    artificial tear fluid or artificial saliva. Humidifier as a supportive measure. Comprehensive dental hygiene for caries prophylaxis.


The 10-year survival rate after initial diagnosis is approximately 70–80%. Men have a poorer prognosis; manifestations in the heart, lungs and kidneys are associated with higher mortality.

Fact box

Systemic sclerosis is a rheumatic systemic disease involving multiple organs (fibrosis, vasculopathy, inflammation). The course of the disease is variable, the prognosis is determined by the organ manifestations.

Organ manifestations

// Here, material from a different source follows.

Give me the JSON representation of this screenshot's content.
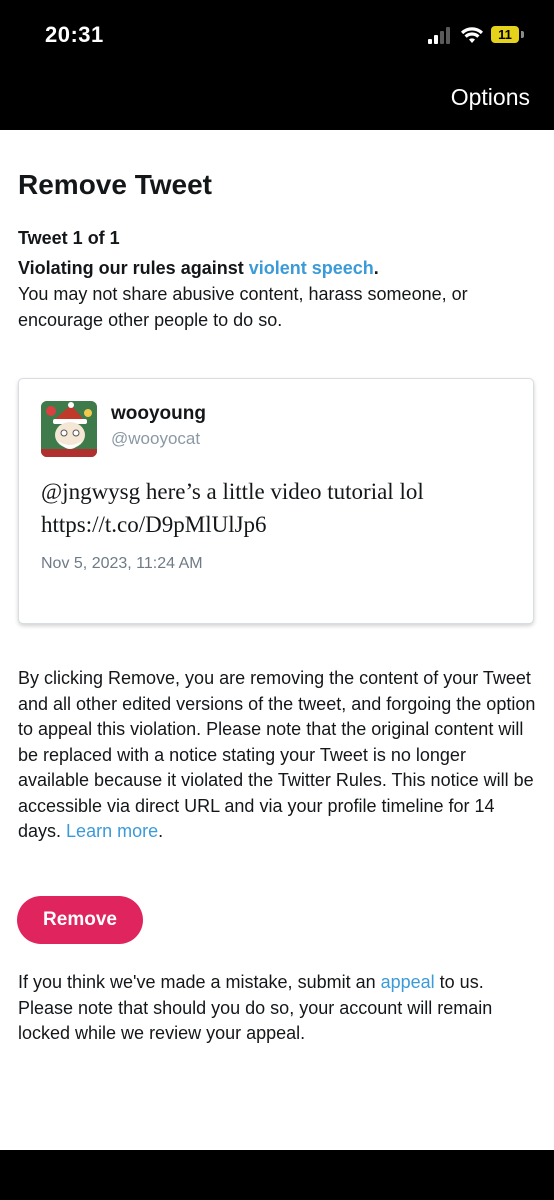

  • Skin
    Sclerodactylia, sclerosis of the skin of the face (microstomy, perioral radial furrows), lower and upper arms, shoulder girdle and chest, shortening and sclerosis of the tongue band, facial telangiectasia, hyperpigmentation, subcutaneous calcification of the hands (Thibièrge-Weissenbach syndrome), finger ulceration with secondary infections and sec. Raynaud syndrome
  • Lung
    Alveolitis, pulmonary fibrosis, pulmonary arterial hypertension
  • Heart
    Myocardial fibrosis, arrhythmias, pericarditis
  • Kidney
    renal crisis, arterial hypertension
  • Gastrointestinal tract
    Frenulum linguae thickening, oesophageal dysmotility, cardiac insufficiency with reflux oesophagitis gastric vascular ectasia, malabsorption, subileus, ileus
  • Musculoskeletal system
    Myositis, Arthritis (rare), Joint contractures

The prognosis of systemic sclerosis is crucially determined by lung involvement. Regular, yearly examinations for the detection of lung disease such as HR-CT, lung function testing including determination of diffusion capacity (DLCO) are essential. For pulmonary arterial hypertension, echocardiography should be performed annually. Regular monitoring of blood pressure is indicated in order to detect renal involvement (renal crisis) as early as possible.

Due to the complex course of the disease and the multi-organ attack with potentially life-threatening manifestations, it is desirable that patients be cared for in a specialised centre.


Dr. H.P. Kiener, Dr. P. Petera, Univ. Prof. J.S. Smolen